October 8, 2014

Adverbs on trial

There's an amusing little piece in the Wall Street Journal today about adverbs. Stephen King apparently has written unkind things about them, prompting some legal types to come to their defense, among them James M. Donovan, director of the University of Kentucky College of Law Library, who asserts in his recent essay "On Writing with Adverbs," "Contrary to the ordinary view that adverbs are superfluous, law generally, and criminal law especially, emerges through its adverbs." Bryan Garner also weighs in.

October 3, 2014

Welcome, MCC paralegal students!

Weekly legal research classes for Monroe Community College paralegal students will be held in the library from October 2nd through the 23rd. The library has commitments to the community beyond local attorneys and litigants, including a longstanding relationship as library of record for the paralegal program at MCC. We’re happy to be part of a successful program benefitting both students and the legal community.

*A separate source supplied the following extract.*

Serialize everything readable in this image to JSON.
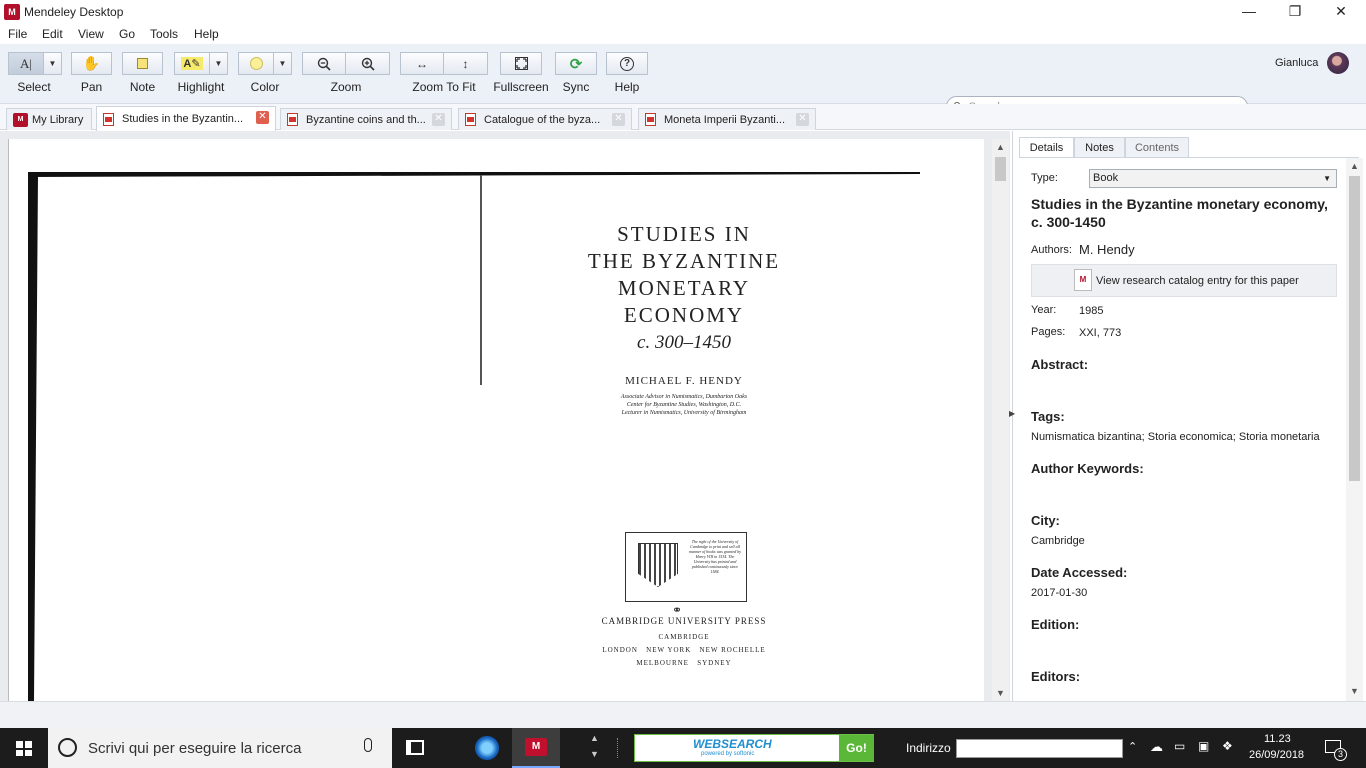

September 29, 2014

Law Libraries and Access to Justice

"Law libraries make 'The Law' available." So notes the introduction to the American Association of Law Library's recently released white paper, Law Libraries and Access to Justice. Some of the most effective and innovative ways law libraries strive to make "The Law" available to all amidst today's formidable challenges are outlined. Thanks to the work of an Appellate Division law librarian on the white paper committee, one local initiative, the 7th Judicial District Help Center at the Monroe County Hall of Justice, is featured in the report. Do give it a read.

August 26, 2014

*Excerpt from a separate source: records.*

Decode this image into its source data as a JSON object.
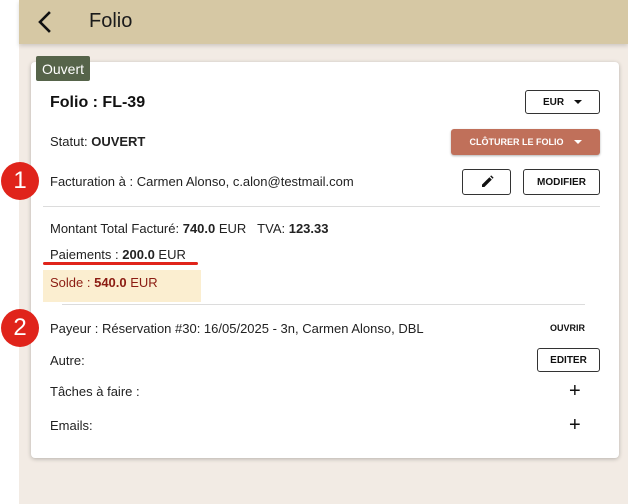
{
  "header": {
    "title": "Folio"
  },
  "status_chip": "Ouvert",
  "folio": {
    "title": "Folio : FL-39",
    "currency": "EUR",
    "status_label": "Statut: ",
    "status_value": "OUVERT",
    "close_button": "CLÔTURER LE FOLIO"
  },
  "billing": {
    "label": "Facturation à : ",
    "value": "Carmen Alonso, c.alon@testmail.com",
    "modify_button": "MODIFIER"
  },
  "totals": {
    "total_label": "Montant Total Facturé: ",
    "total_value": "740.0",
    "total_currency": " EUR",
    "vat_label": "TVA: ",
    "vat_value": "123.33",
    "payments_label": "Paiements : ",
    "payments_value": "200.0",
    "payments_currency": " EUR",
    "balance_label": "Solde : ",
    "balance_value": "540.0",
    "balance_currency": " EUR"
  },
  "payer": {
    "label": "Payeur : ",
    "value": "Réservation #30: 16/05/2025 - 3n, Carmen Alonso, DBL",
    "open_button": "OUVRIR"
  },
  "other": {
    "label": "Autre:",
    "edit_button": "EDITER"
  },
  "tasks": {
    "label": "Tâches à faire :"
  },
  "emails": {
    "label": "Emails:"
  },
  "annotations": {
    "badge_1": "1",
    "badge_2": "2"
  },
  "colors": {
    "topbar": "#d6c8a4",
    "background": "#f2ebe4",
    "status_chip": "#56644a",
    "close_button": "#c0705a",
    "badge": "#e0241b",
    "balance_text": "#8b1c12",
    "balance_highlight": "#fbeed0"
  },
  "icons": {
    "back": "chevron-left-icon",
    "edit": "pencil-icon",
    "add": "plus-icon",
    "dropdown": "caret-down-icon"
  }
}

Introducing Microsoft Word classes

In September the library will be offering free mini classes on Microsoft Word 2010. If you have 30 minutes to spare, you can get all you need from these quick informational classes. There will be sessions on "Functions of the Ribbon," "Saving Documents," and "Snipping Made Easy." For beginners and anyone needing a refresher! All classes are held at the Law Library. Click here for schedule and registration form.

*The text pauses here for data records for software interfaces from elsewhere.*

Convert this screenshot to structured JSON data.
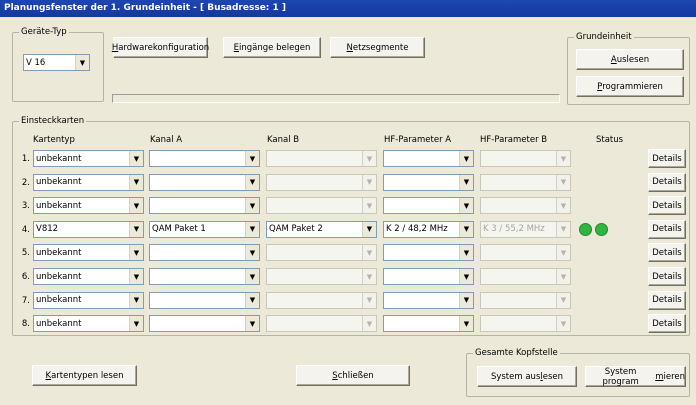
{
  "title": "Planungsfenster der 1. Grundeinheit - [ Busadresse: 1 ]",
  "geraete_typ": {
    "legend": "Geräte-Typ",
    "value": "V 16"
  },
  "top_buttons": {
    "hardware_pre": "",
    "hardware_u": "H",
    "hardware_post": "ardwarekonfiguration",
    "eingaenge_pre": "",
    "eingaenge_u": "E",
    "eingaenge_post": "ingänge belegen",
    "netz_pre": "",
    "netz_u": "N",
    "netz_post": "etzsegmente"
  },
  "grundeinheit": {
    "legend": "Grundeinheit",
    "auslesen_pre": "",
    "auslesen_u": "A",
    "auslesen_post": "uslesen",
    "prog_pre": "",
    "prog_u": "P",
    "prog_post": "rogrammieren"
  },
  "einsteckkarten": {
    "legend": "Einsteckkarten",
    "headers": {
      "kartentyp": "Kartentyp",
      "kanal_a": "Kanal A",
      "kanal_b": "Kanal B",
      "hf_a": "HF-Parameter A",
      "hf_b": "HF-Parameter B",
      "status": "Status"
    },
    "details_label": "Details",
    "rows": [
      {
        "num": "1.",
        "kartentyp": "unbekannt",
        "kanal_a": "",
        "kanal_b": "",
        "hf_a": "",
        "hf_b": ""
      },
      {
        "num": "2.",
        "kartentyp": "unbekannt",
        "kanal_a": "",
        "kanal_b": "",
        "hf_a": "",
        "hf_b": ""
      },
      {
        "num": "3.",
        "kartentyp": "unbekannt",
        "kanal_a": "",
        "kanal_b": "",
        "hf_a": "",
        "hf_b": ""
      },
      {
        "num": "4.",
        "kartentyp": "V812",
        "kanal_a": "QAM Paket 1",
        "kanal_b": "QAM Paket 2",
        "hf_a": "K 2 / 48,2 MHz",
        "hf_b": "K 3 / 55,2 MHz"
      },
      {
        "num": "5.",
        "kartentyp": "unbekannt",
        "kanal_a": "",
        "kanal_b": "",
        "hf_a": "",
        "hf_b": ""
      },
      {
        "num": "6.",
        "kartentyp": "unbekannt",
        "kanal_a": "",
        "kanal_b": "",
        "hf_a": "",
        "hf_b": ""
      },
      {
        "num": "7.",
        "kartentyp": "unbekannt",
        "kanal_a": "",
        "kanal_b": "",
        "hf_a": "",
        "hf_b": ""
      },
      {
        "num": "8.",
        "kartentyp": "unbekannt",
        "kanal_a": "",
        "kanal_b": "",
        "hf_a": "",
        "hf_b": ""
      }
    ]
  },
  "bottom": {
    "kartentypen_pre": "",
    "kartentypen_u": "K",
    "kartentypen_post": "artentypen lesen",
    "schliessen_pre": "",
    "schliessen_u": "S",
    "schliessen_post": "chließen",
    "kopfstelle_legend": "Gesamte Kopfstelle",
    "sys_auslesen_pre": "System aus",
    "sys_auslesen_u": "l",
    "sys_auslesen_post": "esen",
    "sys_prog_pre": "System program",
    "sys_prog_u": "m",
    "sys_prog_post": "ieren"
  },
  "colors": {
    "title_bg": "#1438a0",
    "led_green": "#31b541",
    "window_bg": "#ece9d8"
  }
}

Please check our website and blog each month for new classes.

August 15, 2014

School Without Walls visit

A group of students from the School Without Walls got an introduction yesterday to rare books and preservation. As their "tour guide" relates,

The School Without Walls visit was a fun experience. I was able to share with the students how information technology has changed during the past 50 years and how those changes relate to their everyday lives, particularly in the way they communicate with each other and how they complete assignments and take notes. They were able to look at various types of obsolete storage media and learn how difficult it can be to access information stored in those formats. We also discussed the history of legal research and how recent advances in technology has led to dramatic changes in research methods and in the legal profession as a whole. The students were able to handle rare law books that were more than 500 years old and see handwritten court documents from the earliest years of the Appellate Division, Fourth Department. We also briefly discussed how to properly display and store photographs, using the court’s unique collection of portraits as a case study.

I was surprised by one student who did almost everything “the old fashioned way” from printing photographs to using paper phone books, whereas the other students used their cellphones and Wi-Fi exclusively.

The students seemed genuinely interested in the presentation. I am looking forward to the next class to visit and have some exciting ideas for additional things to share with them.

We always appreciate the opportunity to show off the library and share what we know. If your group would like to schedule a tour, please call the Reference Desk at 585-530-3251.